15 Jul 2019
Todd M. McComb
Continuing the early fifteenth century orientation from the previous entry (now, on average, involving music a little earlier), but this time around Burgundian-Italian music, I also want to highlight the recent Johannes de Lymburgia program, Gaude felix Padua, by Le Miroir de Musique. It continues what has often been a basic Burgundian orientation for the group, including around Italian sojourns (& hence performance practice, mainly heard as instrumental doubling in these interpretations): In particular, only Latin music by Lymburgia has survived (& calling it "sacred" isn't quite in keeping with later designations, as it's not all liturgical), and so this program is rather different from the group's earlier album devoted to the de Lantins, which is secular (mostly in French, including some Italian & Latin items — but not the surviving liturgical music).
Lymburgia had been illustrated on record only by an occasional short track elsewhere, and so this program reveals another distinctive, personal contrapuntal style (chronologically) between those of Ciconia & Dufay. (Besides the de Lantins, one might also compare e.g. to Brassart, who was apparently a somewhat younger contemporary: Perhaps he'll be subject of this group's next album? He & Lymburgia sometimes seem to collide in Buxheimer Orgelbuch style, if via the Codex Faenza in these interpretations....)
The program also ranges from mass movements to laude-derived strophic songs, orienting on the composer's time in Italy. The quirky style in evidence here might not have had much subsequent influence, particularly with Dufay becoming such a dominating figure (not to mention the English input in the wake of the Hundred Years War), but it does help to elaborate (once again) the musical concerns of the era. The group's handling of the different genres is also quite deft, involving a sense of lightness when appropriate, and fine articulation in general.
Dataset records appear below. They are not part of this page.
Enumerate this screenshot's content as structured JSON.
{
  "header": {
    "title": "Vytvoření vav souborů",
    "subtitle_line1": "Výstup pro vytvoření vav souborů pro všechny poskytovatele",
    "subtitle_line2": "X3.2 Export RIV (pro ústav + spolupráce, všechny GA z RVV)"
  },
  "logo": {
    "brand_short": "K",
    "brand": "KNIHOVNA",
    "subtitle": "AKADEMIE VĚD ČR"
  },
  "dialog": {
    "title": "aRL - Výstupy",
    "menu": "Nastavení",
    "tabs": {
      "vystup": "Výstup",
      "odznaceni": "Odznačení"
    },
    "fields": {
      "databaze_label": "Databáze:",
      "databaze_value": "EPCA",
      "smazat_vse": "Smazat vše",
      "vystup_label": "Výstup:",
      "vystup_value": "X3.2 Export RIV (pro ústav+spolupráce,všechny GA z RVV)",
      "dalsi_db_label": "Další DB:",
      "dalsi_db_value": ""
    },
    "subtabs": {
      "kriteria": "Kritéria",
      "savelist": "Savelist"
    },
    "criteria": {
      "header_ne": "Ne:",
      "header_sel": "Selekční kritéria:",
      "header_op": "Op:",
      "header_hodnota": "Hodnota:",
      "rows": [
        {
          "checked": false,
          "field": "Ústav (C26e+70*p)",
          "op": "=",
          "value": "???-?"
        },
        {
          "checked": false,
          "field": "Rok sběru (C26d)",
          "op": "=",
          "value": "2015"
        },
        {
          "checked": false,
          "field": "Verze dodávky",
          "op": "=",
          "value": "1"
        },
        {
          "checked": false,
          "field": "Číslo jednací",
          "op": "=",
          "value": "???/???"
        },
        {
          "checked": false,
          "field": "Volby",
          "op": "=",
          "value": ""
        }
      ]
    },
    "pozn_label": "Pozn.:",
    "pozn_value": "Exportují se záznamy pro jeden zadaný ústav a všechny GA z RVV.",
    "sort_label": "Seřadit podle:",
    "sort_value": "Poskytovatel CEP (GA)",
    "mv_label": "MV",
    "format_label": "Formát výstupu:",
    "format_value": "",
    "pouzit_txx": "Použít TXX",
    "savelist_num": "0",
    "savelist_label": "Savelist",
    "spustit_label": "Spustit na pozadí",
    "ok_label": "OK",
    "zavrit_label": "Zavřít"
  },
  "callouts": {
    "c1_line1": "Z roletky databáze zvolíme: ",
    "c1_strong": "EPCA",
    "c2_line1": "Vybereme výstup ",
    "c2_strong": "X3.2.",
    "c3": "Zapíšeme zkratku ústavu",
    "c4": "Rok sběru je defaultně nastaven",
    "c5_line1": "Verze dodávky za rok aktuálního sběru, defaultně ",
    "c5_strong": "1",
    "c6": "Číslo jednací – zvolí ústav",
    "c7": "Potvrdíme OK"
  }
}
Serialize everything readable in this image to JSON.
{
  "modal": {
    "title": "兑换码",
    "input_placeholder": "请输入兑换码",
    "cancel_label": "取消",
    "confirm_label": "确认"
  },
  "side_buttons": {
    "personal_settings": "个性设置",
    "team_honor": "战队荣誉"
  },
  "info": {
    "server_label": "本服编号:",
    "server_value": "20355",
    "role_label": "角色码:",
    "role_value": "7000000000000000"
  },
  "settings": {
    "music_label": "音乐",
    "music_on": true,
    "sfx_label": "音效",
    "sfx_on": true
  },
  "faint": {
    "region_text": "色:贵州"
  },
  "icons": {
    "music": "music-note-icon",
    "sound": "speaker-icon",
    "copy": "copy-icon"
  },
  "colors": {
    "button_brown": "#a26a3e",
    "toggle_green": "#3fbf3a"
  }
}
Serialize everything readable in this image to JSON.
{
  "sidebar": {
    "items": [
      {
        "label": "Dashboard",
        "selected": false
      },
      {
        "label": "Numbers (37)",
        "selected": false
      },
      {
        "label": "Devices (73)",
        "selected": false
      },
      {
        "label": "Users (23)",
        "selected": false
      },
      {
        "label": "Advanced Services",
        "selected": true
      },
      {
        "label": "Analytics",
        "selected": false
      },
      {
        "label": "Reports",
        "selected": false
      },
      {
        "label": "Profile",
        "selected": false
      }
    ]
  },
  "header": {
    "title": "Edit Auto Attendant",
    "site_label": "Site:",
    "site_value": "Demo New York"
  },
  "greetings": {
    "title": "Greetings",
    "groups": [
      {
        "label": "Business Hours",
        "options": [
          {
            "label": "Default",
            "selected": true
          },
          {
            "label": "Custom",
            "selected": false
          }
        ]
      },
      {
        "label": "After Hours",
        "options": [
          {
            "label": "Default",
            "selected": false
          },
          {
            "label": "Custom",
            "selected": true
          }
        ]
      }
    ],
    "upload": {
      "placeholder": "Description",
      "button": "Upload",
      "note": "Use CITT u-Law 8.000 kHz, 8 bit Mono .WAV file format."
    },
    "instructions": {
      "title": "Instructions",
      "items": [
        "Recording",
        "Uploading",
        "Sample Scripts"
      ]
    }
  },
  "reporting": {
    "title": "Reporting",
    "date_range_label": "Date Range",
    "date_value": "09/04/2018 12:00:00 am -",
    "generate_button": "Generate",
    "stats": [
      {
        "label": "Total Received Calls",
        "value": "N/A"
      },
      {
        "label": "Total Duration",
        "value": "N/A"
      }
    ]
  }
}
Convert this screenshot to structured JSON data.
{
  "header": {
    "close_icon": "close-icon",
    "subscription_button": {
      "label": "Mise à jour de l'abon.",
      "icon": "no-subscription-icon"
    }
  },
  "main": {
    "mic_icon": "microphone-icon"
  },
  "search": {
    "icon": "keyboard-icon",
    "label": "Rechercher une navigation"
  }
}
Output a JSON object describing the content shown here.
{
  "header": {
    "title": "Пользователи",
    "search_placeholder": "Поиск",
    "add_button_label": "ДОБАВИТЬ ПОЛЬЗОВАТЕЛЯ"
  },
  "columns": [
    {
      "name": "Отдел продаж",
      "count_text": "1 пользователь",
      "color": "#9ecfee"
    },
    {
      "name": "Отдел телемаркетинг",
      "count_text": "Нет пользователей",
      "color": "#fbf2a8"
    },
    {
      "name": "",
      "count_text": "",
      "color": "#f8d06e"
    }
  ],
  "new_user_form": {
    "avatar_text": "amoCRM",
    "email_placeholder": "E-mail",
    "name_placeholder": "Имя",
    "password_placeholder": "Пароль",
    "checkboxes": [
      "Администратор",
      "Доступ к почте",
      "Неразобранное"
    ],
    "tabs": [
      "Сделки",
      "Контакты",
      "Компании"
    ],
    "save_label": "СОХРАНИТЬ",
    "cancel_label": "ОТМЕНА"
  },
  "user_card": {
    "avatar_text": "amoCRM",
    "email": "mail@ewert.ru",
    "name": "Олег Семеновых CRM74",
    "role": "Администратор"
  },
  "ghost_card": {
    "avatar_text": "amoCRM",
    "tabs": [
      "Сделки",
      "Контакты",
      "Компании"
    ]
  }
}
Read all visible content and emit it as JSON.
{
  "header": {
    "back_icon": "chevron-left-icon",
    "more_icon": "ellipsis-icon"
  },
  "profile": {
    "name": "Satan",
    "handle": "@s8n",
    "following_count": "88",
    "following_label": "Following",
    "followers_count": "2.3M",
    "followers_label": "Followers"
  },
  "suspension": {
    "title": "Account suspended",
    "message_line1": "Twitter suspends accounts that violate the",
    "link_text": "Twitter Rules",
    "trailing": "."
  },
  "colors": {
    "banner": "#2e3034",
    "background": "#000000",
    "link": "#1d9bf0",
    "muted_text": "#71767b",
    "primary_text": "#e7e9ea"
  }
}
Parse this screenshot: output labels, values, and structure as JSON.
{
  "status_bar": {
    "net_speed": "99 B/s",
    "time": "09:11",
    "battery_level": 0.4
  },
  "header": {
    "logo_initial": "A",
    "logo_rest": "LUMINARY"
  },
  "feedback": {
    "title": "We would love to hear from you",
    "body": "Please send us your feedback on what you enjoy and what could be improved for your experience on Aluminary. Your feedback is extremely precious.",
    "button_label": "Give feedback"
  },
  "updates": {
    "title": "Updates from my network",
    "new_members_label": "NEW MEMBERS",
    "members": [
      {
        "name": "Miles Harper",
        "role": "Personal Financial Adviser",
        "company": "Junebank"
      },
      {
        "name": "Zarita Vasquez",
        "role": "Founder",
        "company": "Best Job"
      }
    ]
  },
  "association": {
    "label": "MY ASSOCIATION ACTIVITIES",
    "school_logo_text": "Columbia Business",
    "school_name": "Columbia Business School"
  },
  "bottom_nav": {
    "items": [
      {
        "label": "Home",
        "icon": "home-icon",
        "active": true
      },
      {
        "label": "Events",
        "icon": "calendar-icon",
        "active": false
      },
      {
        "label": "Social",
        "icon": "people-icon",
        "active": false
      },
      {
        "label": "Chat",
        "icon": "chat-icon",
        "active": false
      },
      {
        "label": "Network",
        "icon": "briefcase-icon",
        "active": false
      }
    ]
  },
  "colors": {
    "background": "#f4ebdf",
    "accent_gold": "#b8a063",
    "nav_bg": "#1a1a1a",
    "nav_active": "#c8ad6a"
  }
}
The pieces aren't all of the most striking individual merit (with the Magnificat being perhaps the most individually distinctive), but the result does end up being both enjoyable & broadly illuminating e.g. of Dufay's context.